Nigeria’s public and private sectors are therefore beginning to borrow better and through more complex instruments, which should have a positive effect on the country’s ability to finance large projects. Industrial parks provide tax breaks and incentives, along with adequate power and infrastructure guarantees, to encourage foreign companies and investors to build much-needed factories and processing plants. Countries like Nigeria, Egypt and Ethiopia among many others, have all been capitalising on industrial parks to push development.
“Industrial parks are important for a number of reasons,” says Okechukwu Enelamah, Nigeria’s Minister of Industry, Trade and Investment. “The main reason is to concentrate infrastructure in locations where manufacturers are able to be competitive because you can’t roll out infrastructure all across the country in one go,” he says.
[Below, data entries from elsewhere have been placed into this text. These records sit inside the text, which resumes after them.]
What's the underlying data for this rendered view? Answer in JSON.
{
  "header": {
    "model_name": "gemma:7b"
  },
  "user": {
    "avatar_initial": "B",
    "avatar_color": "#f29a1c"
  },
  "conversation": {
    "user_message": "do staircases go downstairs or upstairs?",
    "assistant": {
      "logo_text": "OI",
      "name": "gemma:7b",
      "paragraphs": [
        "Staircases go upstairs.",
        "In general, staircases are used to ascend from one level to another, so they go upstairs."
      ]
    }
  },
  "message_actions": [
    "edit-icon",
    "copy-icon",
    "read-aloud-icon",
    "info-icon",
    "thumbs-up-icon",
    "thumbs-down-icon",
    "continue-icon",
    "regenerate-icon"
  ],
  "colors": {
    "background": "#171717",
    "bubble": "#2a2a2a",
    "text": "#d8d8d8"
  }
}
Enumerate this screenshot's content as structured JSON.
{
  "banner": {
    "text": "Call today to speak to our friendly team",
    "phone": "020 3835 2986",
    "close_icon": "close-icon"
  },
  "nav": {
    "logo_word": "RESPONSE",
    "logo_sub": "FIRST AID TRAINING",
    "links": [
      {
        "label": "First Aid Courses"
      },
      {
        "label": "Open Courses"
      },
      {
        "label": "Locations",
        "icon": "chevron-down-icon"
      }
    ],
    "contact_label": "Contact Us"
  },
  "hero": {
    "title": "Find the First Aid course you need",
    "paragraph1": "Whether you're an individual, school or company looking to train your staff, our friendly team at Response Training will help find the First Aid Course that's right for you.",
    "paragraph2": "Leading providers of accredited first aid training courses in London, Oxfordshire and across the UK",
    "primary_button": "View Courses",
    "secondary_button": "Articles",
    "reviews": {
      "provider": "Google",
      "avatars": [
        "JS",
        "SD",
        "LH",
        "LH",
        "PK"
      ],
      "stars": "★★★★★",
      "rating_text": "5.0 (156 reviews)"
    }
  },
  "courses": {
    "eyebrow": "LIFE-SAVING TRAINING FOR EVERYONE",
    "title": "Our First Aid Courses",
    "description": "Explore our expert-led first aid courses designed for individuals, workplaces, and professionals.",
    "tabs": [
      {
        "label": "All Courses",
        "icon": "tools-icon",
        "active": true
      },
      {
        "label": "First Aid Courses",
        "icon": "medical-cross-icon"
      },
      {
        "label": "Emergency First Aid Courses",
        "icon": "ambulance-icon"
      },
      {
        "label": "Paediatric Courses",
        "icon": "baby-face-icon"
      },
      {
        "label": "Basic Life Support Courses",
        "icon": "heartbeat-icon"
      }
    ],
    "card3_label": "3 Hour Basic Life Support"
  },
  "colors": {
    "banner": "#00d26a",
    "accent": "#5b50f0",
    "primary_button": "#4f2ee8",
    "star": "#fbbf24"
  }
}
This piecemeal approach, although by design insufficient, is a measured response to ensuring foreign capital brings infrastructure to the continent.
Chinese lenders have also been key for infrastructure in Africa. China has lent around $95.5bn in Africa between 2000 and 2015 with the majority being spent on infrastructure. This year Chinese money saw the completion of Ethiopia’s 466-mile, Addis Ababa to Djibouti railway – as just one example. n